Records to use:
┄┄┄┄┄┄┄┄┄┄┄┄┄┄┄┄┄┄┄┄

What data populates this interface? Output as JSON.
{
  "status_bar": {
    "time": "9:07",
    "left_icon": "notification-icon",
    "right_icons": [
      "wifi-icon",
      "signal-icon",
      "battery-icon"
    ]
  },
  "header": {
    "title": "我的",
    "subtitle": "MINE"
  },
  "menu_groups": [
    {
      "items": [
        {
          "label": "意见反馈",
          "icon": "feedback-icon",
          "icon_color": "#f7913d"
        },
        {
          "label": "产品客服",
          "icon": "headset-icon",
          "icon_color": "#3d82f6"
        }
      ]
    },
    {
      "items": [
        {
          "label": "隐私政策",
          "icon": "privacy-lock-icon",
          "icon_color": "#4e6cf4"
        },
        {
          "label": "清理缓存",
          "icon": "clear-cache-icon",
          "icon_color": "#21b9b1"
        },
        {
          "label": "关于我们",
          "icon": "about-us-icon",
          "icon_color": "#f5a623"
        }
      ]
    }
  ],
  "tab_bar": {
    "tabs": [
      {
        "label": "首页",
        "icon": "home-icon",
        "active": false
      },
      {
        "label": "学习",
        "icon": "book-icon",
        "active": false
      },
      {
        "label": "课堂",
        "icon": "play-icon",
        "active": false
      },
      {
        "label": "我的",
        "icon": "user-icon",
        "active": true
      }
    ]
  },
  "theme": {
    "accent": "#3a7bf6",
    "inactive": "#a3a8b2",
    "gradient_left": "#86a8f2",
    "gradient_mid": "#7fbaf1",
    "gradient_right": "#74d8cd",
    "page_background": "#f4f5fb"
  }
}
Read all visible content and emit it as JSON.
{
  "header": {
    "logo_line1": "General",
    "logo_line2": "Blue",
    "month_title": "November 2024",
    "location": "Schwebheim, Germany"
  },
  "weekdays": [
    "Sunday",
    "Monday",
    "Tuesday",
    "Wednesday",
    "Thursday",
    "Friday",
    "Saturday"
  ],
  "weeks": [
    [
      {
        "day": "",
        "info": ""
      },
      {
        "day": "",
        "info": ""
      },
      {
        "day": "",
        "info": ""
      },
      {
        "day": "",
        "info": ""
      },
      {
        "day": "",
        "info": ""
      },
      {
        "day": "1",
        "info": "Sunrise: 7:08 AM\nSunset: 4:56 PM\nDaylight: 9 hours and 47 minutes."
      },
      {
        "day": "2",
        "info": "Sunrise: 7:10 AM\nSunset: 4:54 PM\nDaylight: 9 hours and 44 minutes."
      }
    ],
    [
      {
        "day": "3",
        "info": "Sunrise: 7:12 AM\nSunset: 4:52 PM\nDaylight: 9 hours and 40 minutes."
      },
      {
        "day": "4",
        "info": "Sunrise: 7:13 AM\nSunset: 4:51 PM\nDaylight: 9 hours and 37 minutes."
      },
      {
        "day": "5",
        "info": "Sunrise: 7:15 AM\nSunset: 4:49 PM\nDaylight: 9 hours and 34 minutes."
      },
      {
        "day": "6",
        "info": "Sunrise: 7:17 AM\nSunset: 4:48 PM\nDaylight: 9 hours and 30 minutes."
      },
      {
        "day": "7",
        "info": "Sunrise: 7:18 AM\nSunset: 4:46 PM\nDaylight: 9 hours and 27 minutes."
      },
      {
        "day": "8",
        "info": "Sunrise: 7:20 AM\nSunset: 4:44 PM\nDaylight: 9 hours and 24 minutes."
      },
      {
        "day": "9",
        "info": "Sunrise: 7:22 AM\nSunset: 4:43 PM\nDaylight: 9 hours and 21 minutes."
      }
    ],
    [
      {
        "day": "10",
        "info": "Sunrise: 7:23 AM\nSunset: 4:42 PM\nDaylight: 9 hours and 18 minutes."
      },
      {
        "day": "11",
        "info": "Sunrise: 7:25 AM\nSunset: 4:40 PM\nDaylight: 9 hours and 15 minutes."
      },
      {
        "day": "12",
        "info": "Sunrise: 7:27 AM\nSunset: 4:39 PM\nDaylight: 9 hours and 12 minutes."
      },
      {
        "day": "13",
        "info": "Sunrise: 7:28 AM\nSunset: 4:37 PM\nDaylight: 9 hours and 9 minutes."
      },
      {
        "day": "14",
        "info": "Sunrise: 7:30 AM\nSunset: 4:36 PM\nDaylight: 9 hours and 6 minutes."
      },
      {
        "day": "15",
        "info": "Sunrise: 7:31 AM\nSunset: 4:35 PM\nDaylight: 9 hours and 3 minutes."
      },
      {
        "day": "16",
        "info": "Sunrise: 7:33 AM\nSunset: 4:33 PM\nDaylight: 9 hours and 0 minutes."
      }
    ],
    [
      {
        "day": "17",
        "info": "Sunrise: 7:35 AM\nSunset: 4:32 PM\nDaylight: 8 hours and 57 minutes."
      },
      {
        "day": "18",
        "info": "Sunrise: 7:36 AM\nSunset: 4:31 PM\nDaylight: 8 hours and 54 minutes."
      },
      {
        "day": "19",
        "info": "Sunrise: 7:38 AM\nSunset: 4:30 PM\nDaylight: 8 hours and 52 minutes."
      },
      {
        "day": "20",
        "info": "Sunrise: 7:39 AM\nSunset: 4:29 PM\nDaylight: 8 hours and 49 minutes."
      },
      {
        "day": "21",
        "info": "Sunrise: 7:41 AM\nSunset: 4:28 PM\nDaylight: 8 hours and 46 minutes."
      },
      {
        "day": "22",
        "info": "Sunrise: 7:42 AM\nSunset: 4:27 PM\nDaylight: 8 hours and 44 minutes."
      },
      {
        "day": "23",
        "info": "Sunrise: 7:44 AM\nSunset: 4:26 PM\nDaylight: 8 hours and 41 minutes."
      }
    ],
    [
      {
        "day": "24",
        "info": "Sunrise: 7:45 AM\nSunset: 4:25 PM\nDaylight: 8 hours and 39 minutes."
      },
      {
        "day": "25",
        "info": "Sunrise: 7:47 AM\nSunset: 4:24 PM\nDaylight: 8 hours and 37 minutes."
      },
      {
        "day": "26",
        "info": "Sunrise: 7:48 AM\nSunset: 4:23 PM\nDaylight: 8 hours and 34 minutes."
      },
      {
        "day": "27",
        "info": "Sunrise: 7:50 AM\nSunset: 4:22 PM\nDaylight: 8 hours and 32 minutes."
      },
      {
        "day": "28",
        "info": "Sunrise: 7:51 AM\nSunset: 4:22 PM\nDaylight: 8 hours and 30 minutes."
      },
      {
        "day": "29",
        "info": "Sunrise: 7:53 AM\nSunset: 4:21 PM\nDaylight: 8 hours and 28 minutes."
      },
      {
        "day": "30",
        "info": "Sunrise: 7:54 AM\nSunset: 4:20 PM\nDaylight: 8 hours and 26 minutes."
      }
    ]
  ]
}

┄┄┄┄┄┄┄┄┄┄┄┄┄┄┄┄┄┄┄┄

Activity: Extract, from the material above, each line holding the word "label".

Answer for the task:
          "label": "意见反馈",
          "label": "产品客服",
          "label": "隐私政策",
          "label": "清理缓存",
          "label": "关于我们",
        "label": "首页",
        "label": "学习",
        "label": "课堂",
        "label": "我的",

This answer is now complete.